### [WHAT IS REQUIRED]
What is the number of lines below that contain the word "fullname"? Respond with that number alone.
>>>
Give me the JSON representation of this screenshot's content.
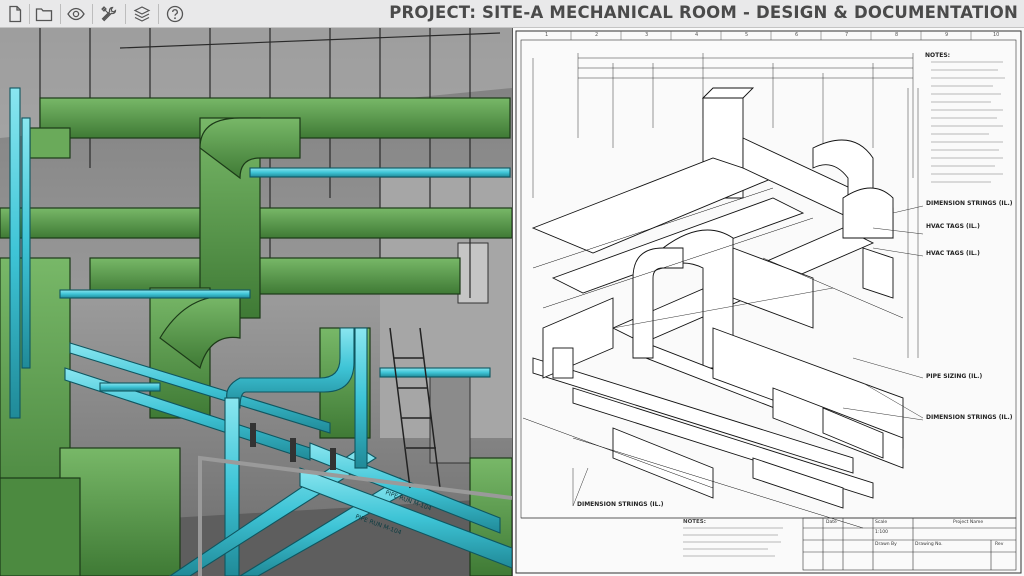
{
  "title": "PROJECT: SITE-A MECHANICAL ROOM - DESIGN & DOCUMENTATION",
  "toolbar": {
    "icons": [
      "document-icon",
      "folder-icon",
      "eye-icon",
      "tools-icon",
      "layers-icon",
      "help-icon"
    ]
  },
  "colors": {
    "duct_green": "#5a9a4e",
    "pipe_cyan": "#3ec4d6",
    "toolbar_bg": "#e9e9ea",
    "title_text": "#4a4a4a"
  },
  "model_labels": [
    "PIPE RUN M-104",
    "PIPE RUN M-104"
  ],
  "drawing": {
    "callouts": [
      "NOTES:",
      "DIMENSION STRINGS (IL.)",
      "HVAC TAGS (IL.)",
      "HVAC TAGS (IL.)",
      "PIPE SIZING (IL.)",
      "DIMENSION STRINGS (IL.)",
      "DIMENSION STRINGS (IL.)"
    ],
    "notes_label": "NOTES:",
    "bottom_notes_label": "NOTES:",
    "column_markers": [
      "1",
      "2",
      "3",
      "4",
      "5",
      "6",
      "7",
      "8",
      "9",
      "10"
    ],
    "title_block": {
      "project_name_label": "Project Name",
      "scale_label": "Scale",
      "scale_value": "1:100",
      "drawn_by_label": "Drawn By",
      "drawing_no_label": "Drawing No.",
      "date_label": "Date",
      "rev_label": "Rev"
    }
  }
}
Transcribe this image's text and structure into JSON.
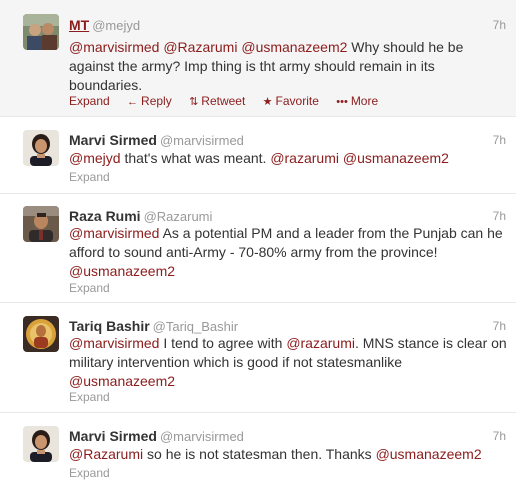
{
  "tweets": [
    {
      "fullname": "MT",
      "username": "@mejyd",
      "time": "7h",
      "parts": [
        "@marvisirmed",
        " ",
        "@Razarumi",
        " ",
        "@usmanazeem2",
        " Why should he be against the army? Imp thing is tht army should remain in its boundaries."
      ],
      "actions": {
        "expand": "Expand",
        "reply": "Reply",
        "retweet": "Retweet",
        "favorite": "Favorite",
        "more": "More"
      }
    },
    {
      "fullname": "Marvi Sirmed",
      "username": "@marvisirmed",
      "time": "7h",
      "parts": [
        "@mejyd",
        " that's what was meant. ",
        "@razarumi",
        " ",
        "@usmanazeem2"
      ],
      "expand": "Expand"
    },
    {
      "fullname": "Raza Rumi",
      "username": "@Razarumi",
      "time": "7h",
      "parts": [
        "@marvisirmed",
        " As a potential PM and a leader from the Punjab can he afford to sound anti-Army - 70-80% army from the province! ",
        "@usmanazeem2"
      ],
      "expand": "Expand"
    },
    {
      "fullname": "Tariq Bashir",
      "username": "@Tariq_Bashir",
      "time": "7h",
      "parts": [
        "@marvisirmed",
        " I tend to agree with ",
        "@razarumi",
        ". MNS stance is clear on military intervention which is good if not statesmanlike ",
        "@usmanazeem2"
      ],
      "expand": "Expand"
    },
    {
      "fullname": "Marvi Sirmed",
      "username": "@marvisirmed",
      "time": "7h",
      "parts": [
        "@Razarumi",
        " so he is not statesman then. Thanks ",
        "@usmanazeem2"
      ],
      "expand": "Expand"
    }
  ],
  "colors": {
    "link": "#8b1c1c",
    "muted": "#999999",
    "highlight_bg": "#f5f5f5"
  },
  "icons": {
    "reply": "reply-arrow-icon",
    "retweet": "retweet-icon",
    "favorite": "star-icon",
    "more": "more-dots-icon"
  }
}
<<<
### [EXERCISE RESULT]
5